- noun the infestation of the flesh of sheep by the larvae of blowflies. It causes extreme irritation and death can occur in a short time.
- In masonry, to cut off the excess mortar at the face of a joint with a trowel stroke.
- To remove formwork.
- A work stoppage by a body of workers.
- A metal plate installed on a door frame where a latch or dead bolt engages.
- noun the position of being the batsman who is actually facing the bowling; in British usage, the facing batsman is said – somewhat confusingly for the uninitiated – to be on strike, but elsewhere the usual term is in strikeCitation ‘Once into his eighties, he proceeded quietly, with Randall (of all people) telling him to keep concentrating and pinching most of the strike’ (Scyld Berry, Observer 22 January 1984)Citation ‘Such was Lara’s superiority and feeling of confidence that he thought it necessary to keep the strike at all times’ (Paul Allott, Cricketer May 1994)Citation ‘Yuvraj got strike after the first delivery, edged a four off the second, and spanked another off the third’ (Siddhartha Vaidyanathan, Cricinfo Magazine July 2006)

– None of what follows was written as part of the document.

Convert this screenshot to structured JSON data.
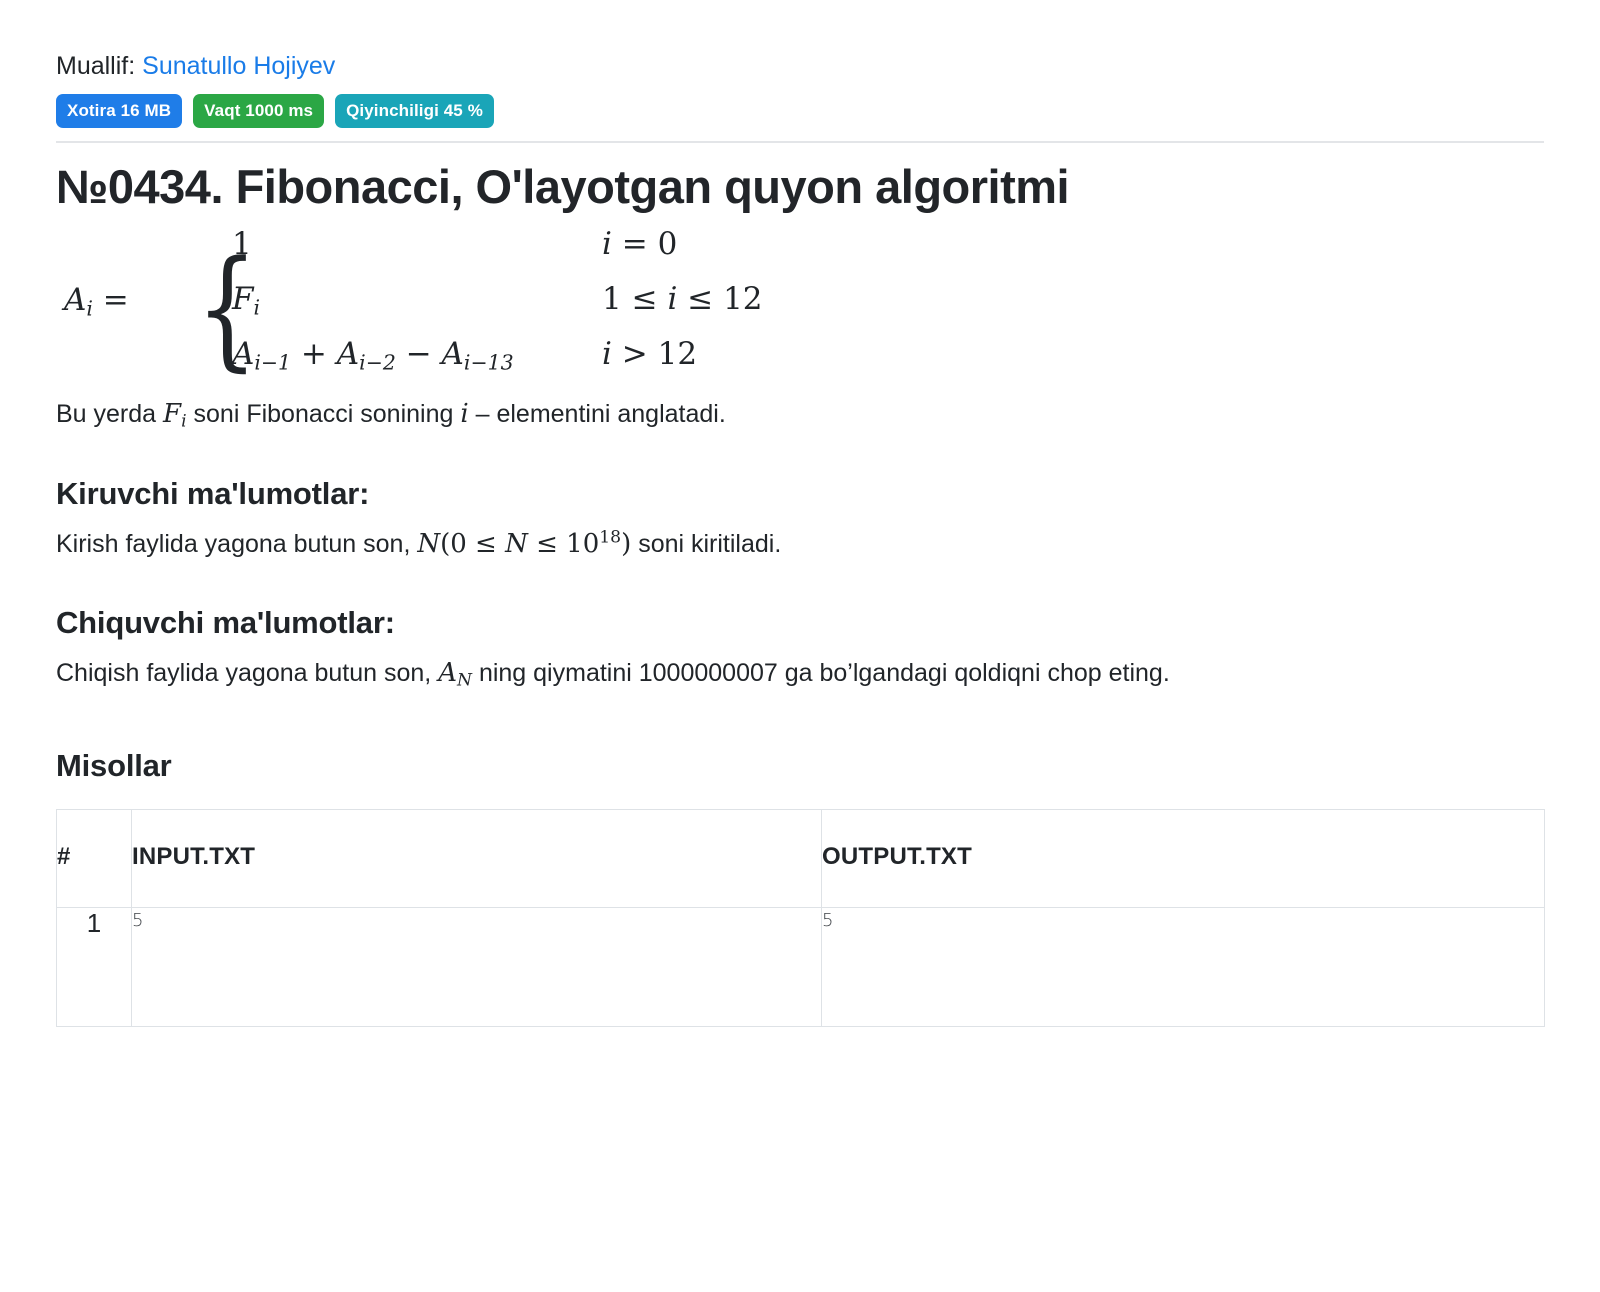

- noun an act of stopping work by workers, because of lack of agreement with management or because of orders from a union
- noun the activity of stopping work because of an inability to reach agreement with management or because of orders from a union
- verb to hit someone or something
- noun an act of hitting a target
- noun an attack (especially by aircraft or missiles on ground targets)
- verb to remove a word from a text or a name from a list
- To take down or dismantle a stage set, or to remove an itemfrom it. The Pall Mall Gazette was amazed in 1891 to note that,"It took 12 hours of work by a very large staff to 'strike'Ivanhoe and mount La Basoche." The word also meansto turn off a stage light or terminate a sound effect. see alsoset a stage.
- noun a situation where employees refuse to work, because of e.g. bad pay or a lack of agreement with management
Origin & History of “strike”
Strike comes from a prehistoric Germanic base which denoted ‘touch lightly’ – a sense which survived into English (‘That good horse blessed he then, and lovingly struck its mane’, Sir Ferumbras 1380). The more violent modern sense ‘hit hard’ did not begin to encroach until the 13th century. The related stroke retains the original meaning, but another relative, streak, has also lost it. All three go back to west Germanic *strīk-, *straik-, which in turn were descended from the Indo-European base *strig-, *streig-, *stroig-, source of Latin strigilis ‘tool for scraping the skin after a bath’ (acquired by English as strigil (16th c.)). The use of strike for ‘withdraw labour’ developed in the mid-18th century (it is first recorded in the Annual Register 1768: ‘This day the hatters struck, and refused to work till their wages are raised’). It probably comes from the notion of ‘downing’ one’s tools, as in strike a sail ‘lower a sail’.